(Data about app and page elements)
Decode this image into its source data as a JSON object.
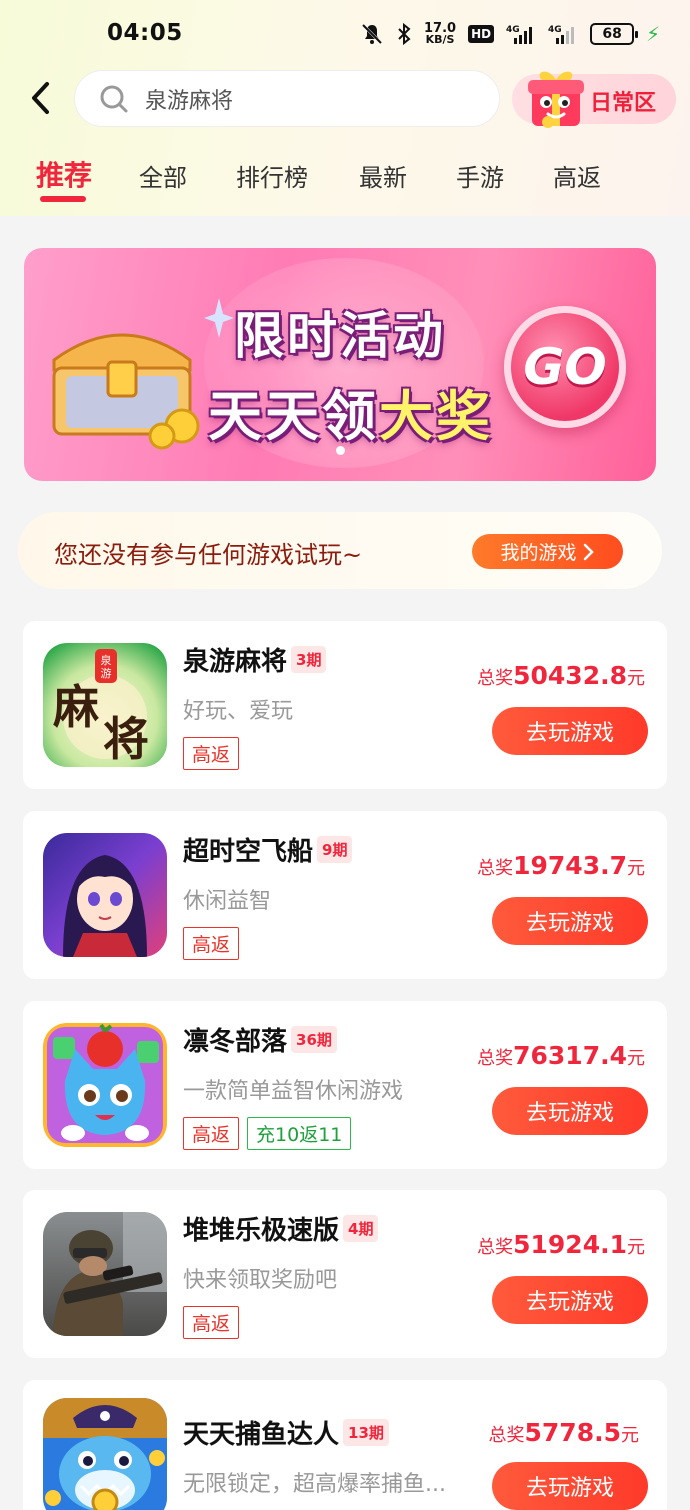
{
  "status_bar": {
    "time": "04:05",
    "net_speed_value": "17.0",
    "net_speed_unit": "KB/S",
    "hd_label": "HD",
    "signal1_label": "4G",
    "signal2_label": "4G",
    "battery": "68"
  },
  "header": {
    "search_value": "泉游麻将",
    "daily_zone_label": "日常区"
  },
  "tabs": [
    "推荐",
    "全部",
    "排行榜",
    "最新",
    "手游",
    "高返"
  ],
  "banner": {
    "line1": "限时活动",
    "line2_main": "天天领",
    "line2_highlight": "大奖",
    "go_label": "GO"
  },
  "notice": {
    "text": "您还没有参与任何游戏试玩~",
    "button_label": "我的游戏"
  },
  "games": [
    {
      "name": "泉游麻将",
      "period": "3期",
      "desc": "好玩、爱玩",
      "tags": [
        "高返"
      ],
      "prize_label": "总奖",
      "prize_value": "50432.8",
      "prize_unit": "元",
      "button": "去玩游戏",
      "icon_text_top": "泉游",
      "icon_text_main": "麻将"
    },
    {
      "name": "超时空飞船",
      "period": "9期",
      "desc": "休闲益智",
      "tags": [
        "高返"
      ],
      "prize_label": "总奖",
      "prize_value": "19743.7",
      "prize_unit": "元",
      "button": "去玩游戏"
    },
    {
      "name": "凛冬部落",
      "period": "36期",
      "desc": "一款简单益智休闲游戏",
      "tags": [
        "高返",
        "充10返11"
      ],
      "prize_label": "总奖",
      "prize_value": "76317.4",
      "prize_unit": "元",
      "button": "去玩游戏"
    },
    {
      "name": "堆堆乐极速版",
      "period": "4期",
      "desc": "快来领取奖励吧",
      "tags": [
        "高返"
      ],
      "prize_label": "总奖",
      "prize_value": "51924.1",
      "prize_unit": "元",
      "button": "去玩游戏"
    },
    {
      "name": "天天捕鱼达人",
      "period": "13期",
      "desc": "无限锁定，超高爆率捕鱼...",
      "tags": [],
      "prize_label": "总奖",
      "prize_value": "5778.5",
      "prize_unit": "元",
      "button": "去玩游戏"
    }
  ],
  "colors": {
    "accent": "#f0263c",
    "button": "#ff4a30",
    "tag_red": "#e8352c",
    "tag_green": "#2db84b"
  }
}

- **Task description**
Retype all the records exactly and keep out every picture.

- **Solution to this exercise**
Decode this image into its source data as a JSON object.
{
  "status_bar": {
    "time": "04:05",
    "net_speed_value": "17.0",
    "net_speed_unit": "KB/S",
    "hd_label": "HD",
    "signal1_label": "4G",
    "signal2_label": "4G",
    "battery": "68"
  },
  "header": {
    "search_value": "泉游麻将",
    "daily_zone_label": "日常区"
  },
  "tabs": [
    "推荐",
    "全部",
    "排行榜",
    "最新",
    "手游",
    "高返"
  ],
  "banner": {
    "line1": "限时活动",
    "line2_main": "天天领",
    "line2_highlight": "大奖",
    "go_label": "GO"
  },
  "notice": {
    "text": "您还没有参与任何游戏试玩~",
    "button_label": "我的游戏"
  },
  "games": [
    {
      "name": "泉游麻将",
      "period": "3期",
      "desc": "好玩、爱玩",
      "tags": [
        "高返"
      ],
      "prize_label": "总奖",
      "prize_value": "50432.8",
      "prize_unit": "元",
      "button": "去玩游戏",
      "icon_text_top": "泉游",
      "icon_text_main": "麻将"
    },
    {
      "name": "超时空飞船",
      "period": "9期",
      "desc": "休闲益智",
      "tags": [
        "高返"
      ],
      "prize_label": "总奖",
      "prize_value": "19743.7",
      "prize_unit": "元",
      "button": "去玩游戏"
    },
    {
      "name": "凛冬部落",
      "period": "36期",
      "desc": "一款简单益智休闲游戏",
      "tags": [
        "高返",
        "充10返11"
      ],
      "prize_label": "总奖",
      "prize_value": "76317.4",
      "prize_unit": "元",
      "button": "去玩游戏"
    },
    {
      "name": "堆堆乐极速版",
      "period": "4期",
      "desc": "快来领取奖励吧",
      "tags": [
        "高返"
      ],
      "prize_label": "总奖",
      "prize_value": "51924.1",
      "prize_unit": "元",
      "button": "去玩游戏"
    },
    {
      "name": "天天捕鱼达人",
      "period": "13期",
      "desc": "无限锁定，超高爆率捕鱼...",
      "tags": [],
      "prize_label": "总奖",
      "prize_value": "5778.5",
      "prize_unit": "元",
      "button": "去玩游戏"
    }
  ],
  "colors": {
    "accent": "#f0263c",
    "button": "#ff4a30",
    "tag_red": "#e8352c",
    "tag_green": "#2db84b"
  }
}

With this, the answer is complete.